----- Material to process -----

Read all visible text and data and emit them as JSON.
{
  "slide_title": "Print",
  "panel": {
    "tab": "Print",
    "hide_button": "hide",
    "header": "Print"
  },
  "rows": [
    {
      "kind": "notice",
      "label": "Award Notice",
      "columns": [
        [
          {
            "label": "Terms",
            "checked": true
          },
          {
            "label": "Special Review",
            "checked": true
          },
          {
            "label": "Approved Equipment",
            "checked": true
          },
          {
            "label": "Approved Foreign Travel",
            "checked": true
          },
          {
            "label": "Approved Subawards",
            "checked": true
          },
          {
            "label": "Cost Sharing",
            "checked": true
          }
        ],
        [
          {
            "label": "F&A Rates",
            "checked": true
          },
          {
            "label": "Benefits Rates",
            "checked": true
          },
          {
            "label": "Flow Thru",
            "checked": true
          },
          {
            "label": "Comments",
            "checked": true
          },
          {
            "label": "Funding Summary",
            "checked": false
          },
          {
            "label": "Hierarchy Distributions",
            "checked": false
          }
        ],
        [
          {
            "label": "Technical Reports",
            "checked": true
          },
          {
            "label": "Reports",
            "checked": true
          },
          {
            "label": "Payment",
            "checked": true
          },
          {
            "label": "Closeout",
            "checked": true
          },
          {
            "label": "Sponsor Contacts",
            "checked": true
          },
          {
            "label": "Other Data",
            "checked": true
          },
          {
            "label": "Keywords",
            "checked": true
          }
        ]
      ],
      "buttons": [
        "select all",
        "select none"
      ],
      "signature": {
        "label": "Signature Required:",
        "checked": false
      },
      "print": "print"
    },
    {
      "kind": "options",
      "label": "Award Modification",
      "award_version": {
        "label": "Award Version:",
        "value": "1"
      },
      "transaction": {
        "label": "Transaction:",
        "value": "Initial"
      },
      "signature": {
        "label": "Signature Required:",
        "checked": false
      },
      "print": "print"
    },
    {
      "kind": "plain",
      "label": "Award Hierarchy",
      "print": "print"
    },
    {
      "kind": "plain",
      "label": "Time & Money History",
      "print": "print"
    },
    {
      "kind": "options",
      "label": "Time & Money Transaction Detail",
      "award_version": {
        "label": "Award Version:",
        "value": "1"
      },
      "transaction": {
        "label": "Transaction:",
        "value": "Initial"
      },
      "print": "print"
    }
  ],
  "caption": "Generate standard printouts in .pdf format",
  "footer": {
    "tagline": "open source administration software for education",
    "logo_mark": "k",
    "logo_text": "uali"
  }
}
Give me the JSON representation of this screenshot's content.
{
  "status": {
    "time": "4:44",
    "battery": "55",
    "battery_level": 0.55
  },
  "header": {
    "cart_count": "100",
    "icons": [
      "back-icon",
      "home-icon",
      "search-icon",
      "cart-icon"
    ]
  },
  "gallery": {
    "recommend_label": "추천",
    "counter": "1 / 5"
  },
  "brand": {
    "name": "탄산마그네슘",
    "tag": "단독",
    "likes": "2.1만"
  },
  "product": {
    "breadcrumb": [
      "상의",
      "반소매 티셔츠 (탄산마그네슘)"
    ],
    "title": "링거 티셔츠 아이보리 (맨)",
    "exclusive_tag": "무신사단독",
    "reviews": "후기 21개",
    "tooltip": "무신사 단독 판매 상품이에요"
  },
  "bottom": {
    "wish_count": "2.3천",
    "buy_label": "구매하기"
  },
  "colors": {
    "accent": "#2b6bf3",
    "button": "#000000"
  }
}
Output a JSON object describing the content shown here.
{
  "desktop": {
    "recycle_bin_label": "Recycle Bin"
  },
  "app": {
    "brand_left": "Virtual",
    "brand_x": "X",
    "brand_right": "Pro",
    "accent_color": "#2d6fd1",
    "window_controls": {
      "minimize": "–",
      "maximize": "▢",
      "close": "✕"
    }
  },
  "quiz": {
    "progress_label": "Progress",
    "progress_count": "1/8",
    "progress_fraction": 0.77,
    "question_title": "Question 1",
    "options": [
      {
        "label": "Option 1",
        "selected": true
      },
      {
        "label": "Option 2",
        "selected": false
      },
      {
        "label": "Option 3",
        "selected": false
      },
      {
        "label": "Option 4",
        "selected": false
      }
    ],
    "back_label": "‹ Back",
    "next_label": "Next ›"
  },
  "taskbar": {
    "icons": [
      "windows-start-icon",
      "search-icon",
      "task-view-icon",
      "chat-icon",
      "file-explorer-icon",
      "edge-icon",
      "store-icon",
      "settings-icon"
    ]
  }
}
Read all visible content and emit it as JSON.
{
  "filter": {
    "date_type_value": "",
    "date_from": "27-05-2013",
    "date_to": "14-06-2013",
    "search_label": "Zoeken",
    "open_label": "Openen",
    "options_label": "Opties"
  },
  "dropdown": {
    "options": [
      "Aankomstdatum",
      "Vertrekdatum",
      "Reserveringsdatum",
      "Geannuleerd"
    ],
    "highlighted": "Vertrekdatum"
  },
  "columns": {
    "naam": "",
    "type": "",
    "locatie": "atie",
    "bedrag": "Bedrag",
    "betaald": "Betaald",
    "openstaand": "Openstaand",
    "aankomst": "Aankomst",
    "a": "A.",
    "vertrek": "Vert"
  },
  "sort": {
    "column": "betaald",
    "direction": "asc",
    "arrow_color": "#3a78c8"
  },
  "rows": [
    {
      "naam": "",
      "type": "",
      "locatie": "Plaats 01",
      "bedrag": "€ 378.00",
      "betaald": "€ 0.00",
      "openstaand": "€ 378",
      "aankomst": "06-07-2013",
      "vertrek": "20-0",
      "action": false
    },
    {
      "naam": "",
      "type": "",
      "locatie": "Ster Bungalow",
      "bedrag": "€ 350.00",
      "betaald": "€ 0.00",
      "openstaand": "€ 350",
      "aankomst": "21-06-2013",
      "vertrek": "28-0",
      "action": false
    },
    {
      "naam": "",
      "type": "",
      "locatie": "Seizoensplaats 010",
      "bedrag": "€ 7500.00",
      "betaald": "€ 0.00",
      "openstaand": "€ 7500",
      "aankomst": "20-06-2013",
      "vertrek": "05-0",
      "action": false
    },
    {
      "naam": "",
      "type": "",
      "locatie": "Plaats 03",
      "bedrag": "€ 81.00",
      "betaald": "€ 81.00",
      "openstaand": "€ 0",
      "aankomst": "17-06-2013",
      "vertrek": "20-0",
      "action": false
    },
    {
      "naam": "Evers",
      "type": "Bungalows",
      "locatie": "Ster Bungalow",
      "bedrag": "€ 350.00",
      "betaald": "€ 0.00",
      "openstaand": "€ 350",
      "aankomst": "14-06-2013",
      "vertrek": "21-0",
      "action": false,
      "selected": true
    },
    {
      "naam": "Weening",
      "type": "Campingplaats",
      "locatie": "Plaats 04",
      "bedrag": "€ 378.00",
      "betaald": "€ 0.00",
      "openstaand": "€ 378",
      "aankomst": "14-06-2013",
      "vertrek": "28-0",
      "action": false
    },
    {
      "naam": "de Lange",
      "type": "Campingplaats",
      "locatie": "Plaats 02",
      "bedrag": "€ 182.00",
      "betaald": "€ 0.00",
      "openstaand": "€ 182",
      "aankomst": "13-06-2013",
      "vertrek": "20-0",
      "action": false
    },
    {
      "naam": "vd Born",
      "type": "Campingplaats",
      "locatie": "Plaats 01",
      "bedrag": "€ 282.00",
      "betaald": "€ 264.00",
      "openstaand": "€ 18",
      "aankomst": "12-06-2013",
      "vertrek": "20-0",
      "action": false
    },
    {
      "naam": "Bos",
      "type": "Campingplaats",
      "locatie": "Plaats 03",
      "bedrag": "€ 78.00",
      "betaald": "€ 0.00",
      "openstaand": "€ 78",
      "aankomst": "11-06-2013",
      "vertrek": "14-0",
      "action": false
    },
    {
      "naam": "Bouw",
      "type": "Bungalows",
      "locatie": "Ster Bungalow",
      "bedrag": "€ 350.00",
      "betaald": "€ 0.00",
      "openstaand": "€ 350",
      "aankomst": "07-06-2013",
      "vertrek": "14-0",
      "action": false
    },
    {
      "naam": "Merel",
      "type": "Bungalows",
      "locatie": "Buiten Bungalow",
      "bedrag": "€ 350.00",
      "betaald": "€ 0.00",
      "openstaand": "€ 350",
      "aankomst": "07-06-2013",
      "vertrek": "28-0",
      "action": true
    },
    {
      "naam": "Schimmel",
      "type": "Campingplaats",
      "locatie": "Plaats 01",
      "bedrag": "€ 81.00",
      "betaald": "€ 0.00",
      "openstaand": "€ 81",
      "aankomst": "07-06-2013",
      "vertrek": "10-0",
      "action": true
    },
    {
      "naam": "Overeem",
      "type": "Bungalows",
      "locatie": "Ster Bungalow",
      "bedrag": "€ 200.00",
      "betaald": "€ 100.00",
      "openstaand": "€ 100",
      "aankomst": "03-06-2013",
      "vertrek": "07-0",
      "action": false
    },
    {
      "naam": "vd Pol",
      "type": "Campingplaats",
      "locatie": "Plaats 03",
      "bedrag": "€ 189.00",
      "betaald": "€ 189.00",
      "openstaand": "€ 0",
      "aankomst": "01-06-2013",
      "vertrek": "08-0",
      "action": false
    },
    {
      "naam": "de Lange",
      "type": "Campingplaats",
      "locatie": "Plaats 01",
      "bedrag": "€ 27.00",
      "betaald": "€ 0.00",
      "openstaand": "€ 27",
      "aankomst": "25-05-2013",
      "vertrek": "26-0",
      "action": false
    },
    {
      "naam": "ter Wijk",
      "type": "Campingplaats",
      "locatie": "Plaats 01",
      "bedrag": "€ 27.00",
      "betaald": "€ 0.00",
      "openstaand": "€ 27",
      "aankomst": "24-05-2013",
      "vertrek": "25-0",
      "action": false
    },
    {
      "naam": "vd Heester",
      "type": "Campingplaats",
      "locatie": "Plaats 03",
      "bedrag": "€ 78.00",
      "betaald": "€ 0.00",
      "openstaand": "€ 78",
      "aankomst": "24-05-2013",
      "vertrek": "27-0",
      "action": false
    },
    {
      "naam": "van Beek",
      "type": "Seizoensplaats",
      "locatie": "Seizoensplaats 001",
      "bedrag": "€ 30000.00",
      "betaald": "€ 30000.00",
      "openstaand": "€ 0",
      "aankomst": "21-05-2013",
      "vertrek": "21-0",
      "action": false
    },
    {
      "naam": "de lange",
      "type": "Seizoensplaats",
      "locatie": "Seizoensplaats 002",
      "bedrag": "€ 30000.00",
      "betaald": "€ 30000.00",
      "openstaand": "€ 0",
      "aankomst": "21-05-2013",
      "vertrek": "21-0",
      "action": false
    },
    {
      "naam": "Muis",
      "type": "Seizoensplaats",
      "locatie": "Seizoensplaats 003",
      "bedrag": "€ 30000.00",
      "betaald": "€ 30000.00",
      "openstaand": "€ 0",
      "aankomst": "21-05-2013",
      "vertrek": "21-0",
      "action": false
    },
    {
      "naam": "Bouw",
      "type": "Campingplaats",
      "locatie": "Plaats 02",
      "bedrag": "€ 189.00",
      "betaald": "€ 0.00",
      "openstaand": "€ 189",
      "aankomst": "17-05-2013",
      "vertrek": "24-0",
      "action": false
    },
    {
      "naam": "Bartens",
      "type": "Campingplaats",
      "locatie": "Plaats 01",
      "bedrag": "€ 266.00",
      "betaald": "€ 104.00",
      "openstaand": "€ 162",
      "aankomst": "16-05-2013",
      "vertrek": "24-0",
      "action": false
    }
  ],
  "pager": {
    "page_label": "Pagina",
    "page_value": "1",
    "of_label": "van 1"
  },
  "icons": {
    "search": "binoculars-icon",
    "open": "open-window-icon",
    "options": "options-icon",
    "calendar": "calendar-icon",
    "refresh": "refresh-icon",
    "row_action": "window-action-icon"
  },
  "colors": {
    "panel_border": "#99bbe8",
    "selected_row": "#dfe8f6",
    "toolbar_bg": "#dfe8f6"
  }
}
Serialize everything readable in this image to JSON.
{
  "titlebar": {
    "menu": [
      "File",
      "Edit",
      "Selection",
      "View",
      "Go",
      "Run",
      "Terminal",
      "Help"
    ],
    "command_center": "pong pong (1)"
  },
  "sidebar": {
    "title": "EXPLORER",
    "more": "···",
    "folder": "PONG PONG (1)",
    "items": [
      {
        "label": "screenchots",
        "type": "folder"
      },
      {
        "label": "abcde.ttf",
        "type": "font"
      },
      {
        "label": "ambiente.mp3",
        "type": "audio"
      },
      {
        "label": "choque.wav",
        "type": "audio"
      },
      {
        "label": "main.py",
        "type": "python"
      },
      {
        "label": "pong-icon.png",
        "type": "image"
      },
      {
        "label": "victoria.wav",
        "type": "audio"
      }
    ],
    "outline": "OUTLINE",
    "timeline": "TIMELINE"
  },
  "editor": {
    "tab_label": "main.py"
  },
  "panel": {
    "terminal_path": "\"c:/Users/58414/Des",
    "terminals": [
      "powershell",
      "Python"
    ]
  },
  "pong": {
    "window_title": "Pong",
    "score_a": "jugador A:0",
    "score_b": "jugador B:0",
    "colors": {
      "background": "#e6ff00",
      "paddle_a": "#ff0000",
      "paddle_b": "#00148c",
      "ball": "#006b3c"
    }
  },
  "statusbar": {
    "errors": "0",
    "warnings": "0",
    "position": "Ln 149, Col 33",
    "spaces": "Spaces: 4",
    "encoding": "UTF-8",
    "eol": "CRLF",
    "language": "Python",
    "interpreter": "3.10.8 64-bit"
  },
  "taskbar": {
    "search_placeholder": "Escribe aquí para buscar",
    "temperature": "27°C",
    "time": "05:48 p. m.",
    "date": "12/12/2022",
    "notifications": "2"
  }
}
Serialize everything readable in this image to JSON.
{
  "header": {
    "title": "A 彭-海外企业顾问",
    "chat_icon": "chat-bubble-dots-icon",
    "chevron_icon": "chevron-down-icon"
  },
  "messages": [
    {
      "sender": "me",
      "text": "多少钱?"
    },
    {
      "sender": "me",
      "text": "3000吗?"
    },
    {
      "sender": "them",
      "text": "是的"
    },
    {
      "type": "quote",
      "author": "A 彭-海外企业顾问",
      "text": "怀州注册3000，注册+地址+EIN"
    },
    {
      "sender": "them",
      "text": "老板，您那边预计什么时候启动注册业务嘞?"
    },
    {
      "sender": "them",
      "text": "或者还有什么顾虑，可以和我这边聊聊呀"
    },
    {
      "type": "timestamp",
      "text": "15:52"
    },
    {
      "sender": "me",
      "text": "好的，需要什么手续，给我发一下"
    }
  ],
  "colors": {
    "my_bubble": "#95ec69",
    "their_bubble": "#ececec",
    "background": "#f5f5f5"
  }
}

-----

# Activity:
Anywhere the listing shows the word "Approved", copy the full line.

# Output for this exercise:
            "label": "Approved Equipment",
            "label": "Approved Foreign Travel",
            "label": "Approved Subawards",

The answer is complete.